(Data records for software interfaces)
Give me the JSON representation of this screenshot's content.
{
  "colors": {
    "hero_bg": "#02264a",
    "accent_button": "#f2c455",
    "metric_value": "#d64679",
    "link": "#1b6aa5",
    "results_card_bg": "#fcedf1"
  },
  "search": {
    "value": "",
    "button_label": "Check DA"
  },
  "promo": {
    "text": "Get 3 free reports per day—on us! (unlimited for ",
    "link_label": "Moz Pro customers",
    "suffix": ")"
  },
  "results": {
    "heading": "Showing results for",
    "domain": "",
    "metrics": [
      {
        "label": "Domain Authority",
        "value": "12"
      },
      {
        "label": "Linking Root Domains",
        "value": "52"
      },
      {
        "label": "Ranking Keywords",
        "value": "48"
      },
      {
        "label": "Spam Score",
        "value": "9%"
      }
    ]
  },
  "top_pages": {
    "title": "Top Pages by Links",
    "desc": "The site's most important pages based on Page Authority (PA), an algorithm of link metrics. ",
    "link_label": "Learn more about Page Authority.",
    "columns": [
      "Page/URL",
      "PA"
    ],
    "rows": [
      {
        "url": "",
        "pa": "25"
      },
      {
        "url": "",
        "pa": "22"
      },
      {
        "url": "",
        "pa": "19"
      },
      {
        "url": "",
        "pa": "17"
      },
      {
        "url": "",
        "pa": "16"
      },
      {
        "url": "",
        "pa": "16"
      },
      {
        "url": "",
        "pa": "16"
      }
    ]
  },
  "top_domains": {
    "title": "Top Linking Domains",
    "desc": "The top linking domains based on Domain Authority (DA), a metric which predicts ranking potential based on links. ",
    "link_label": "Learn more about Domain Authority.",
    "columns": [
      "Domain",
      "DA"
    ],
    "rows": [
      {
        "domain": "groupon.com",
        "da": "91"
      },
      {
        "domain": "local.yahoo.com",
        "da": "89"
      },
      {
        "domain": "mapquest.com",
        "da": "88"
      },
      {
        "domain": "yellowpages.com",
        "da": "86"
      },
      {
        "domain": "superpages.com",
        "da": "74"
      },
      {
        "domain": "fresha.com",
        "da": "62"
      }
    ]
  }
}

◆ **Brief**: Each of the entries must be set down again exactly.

◆ **Expected answer**:
Give me the JSON representation of this screenshot's content.
{
  "colors": {
    "hero_bg": "#02264a",
    "accent_button": "#f2c455",
    "metric_value": "#d64679",
    "link": "#1b6aa5",
    "results_card_bg": "#fcedf1"
  },
  "search": {
    "value": "",
    "button_label": "Check DA"
  },
  "promo": {
    "text": "Get 3 free reports per day—on us! (unlimited for ",
    "link_label": "Moz Pro customers",
    "suffix": ")"
  },
  "results": {
    "heading": "Showing results for",
    "domain": "",
    "metrics": [
      {
        "label": "Domain Authority",
        "value": "12"
      },
      {
        "label": "Linking Root Domains",
        "value": "52"
      },
      {
        "label": "Ranking Keywords",
        "value": "48"
      },
      {
        "label": "Spam Score",
        "value": "9%"
      }
    ]
  },
  "top_pages": {
    "title": "Top Pages by Links",
    "desc": "The site's most important pages based on Page Authority (PA), an algorithm of link metrics. ",
    "link_label": "Learn more about Page Authority.",
    "columns": [
      "Page/URL",
      "PA"
    ],
    "rows": [
      {
        "url": "",
        "pa": "25"
      },
      {
        "url": "",
        "pa": "22"
      },
      {
        "url": "",
        "pa": "19"
      },
      {
        "url": "",
        "pa": "17"
      },
      {
        "url": "",
        "pa": "16"
      },
      {
        "url": "",
        "pa": "16"
      },
      {
        "url": "",
        "pa": "16"
      }
    ]
  },
  "top_domains": {
    "title": "Top Linking Domains",
    "desc": "The top linking domains based on Domain Authority (DA), a metric which predicts ranking potential based on links. ",
    "link_label": "Learn more about Domain Authority.",
    "columns": [
      "Domain",
      "DA"
    ],
    "rows": [
      {
        "domain": "groupon.com",
        "da": "91"
      },
      {
        "domain": "local.yahoo.com",
        "da": "89"
      },
      {
        "domain": "mapquest.com",
        "da": "88"
      },
      {
        "domain": "yellowpages.com",
        "da": "86"
      },
      {
        "domain": "superpages.com",
        "da": "74"
      },
      {
        "domain": "fresha.com",
        "da": "62"
      }
    ]
  }
}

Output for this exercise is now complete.